If history is any indication, the expected March liftoff in interest rates is unlikely to have a significant impact on markets.
Since 1994, the market has gone down an average of merely 0.01 percent in the three months following the initial rate hikes, according to a recent analysis by Morningstar. After six months, the market was up by an average of 7.4 percent, and after 12 months, the market returned an average of 15 percent, according to Morningstar data.
The worst market downturns associated with rate hikes took place in 1994 and 1999, where the U.S. market tumbled more than 5 percent in the three months following the first 25 basis point rate increases. But in all cases, the market delivered positive returns one year after the liftoffs.
Morningstar attributed the positive market performances to the Federal Reserve’s transparent communication strategy. Because the Fed has been “openly signaling its intentions” since 1994, investors are able to price in looming rate hikes several months before they arrive.
This time is no exception. Since as early as December, the Fed has been implying that its ultra-easy policy in response to the pandemic is coming to an end, citing persistent inflation. In January, the market reacted with heightened volatility and massive selloffs of growth stocks, which “tend to get hit harder during inflationary times because a significant part of their allure is their future earnings profile,” according to Morningstar.
The skyrocketing commodity prices following the Russia-Ukraine conflict have exacerbated central bankers’ inflation concerns. Earlier this month, Fed chair Jerome Powell said in a policy meeting that the rising commodity prices, particularly energy prices, are going to “work [their] way through the U.S. economy.” To curb the upward pressure on inflation, he was “inclined to propose and support a 25 basis point rate hike” that investors expect to be announced during the Federal Open Market Committee meeting on March 15 and 16.
“The economic outlook supports the Fed’s current plans to boost the federal funds rate in March and to begin to reduce their balance sheet over the summer,” said David Kelly, chief global strategist at J.P. Morgan Asset Management, in a note to investors on Monday. He added that several uncertainties will make the Fed more cautious about its tightening schedule.

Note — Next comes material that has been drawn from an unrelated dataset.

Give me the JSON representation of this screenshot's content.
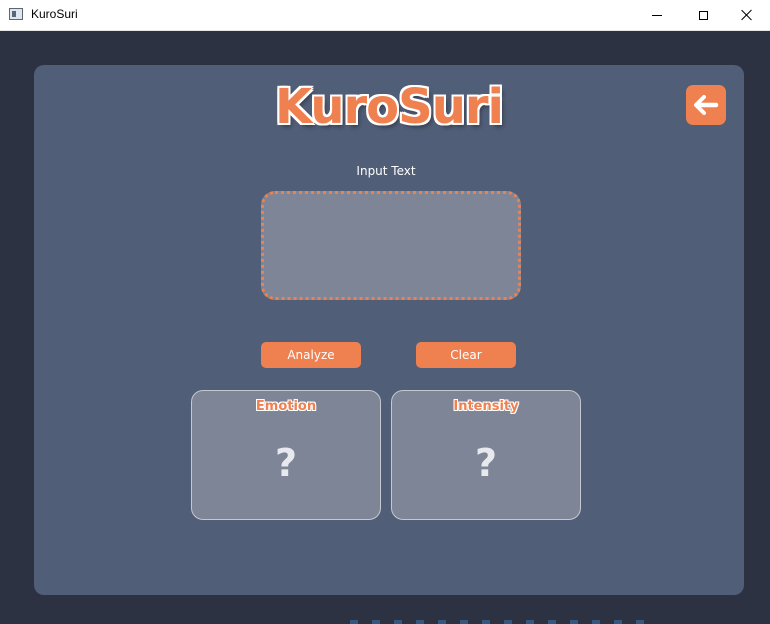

For one, the Western response to Russia remains ambivalent. While European Union countries are expected to adopt sanctions against Russian oil giants, they have not pledged to stop oil imports from Russia all together. This hesitancy to cut all ties with Russia has thrown the commodity prices in limbo, Kelly said. Second, China is battling its worst coronavirus outbreak in two years, which might affect its manufacturing capacity and disrupt global supply chains.
“The Federal Reserve is likely to proceed with its plan to increase interest rates in 2022. As they do this, investors may want to shorten durations in fixed income and overweight value relative to growth within equities,” Kelly wrote. “However, it should be emphasized that the Fed will be particularly cautious in tightening because of heightened uncertainty.”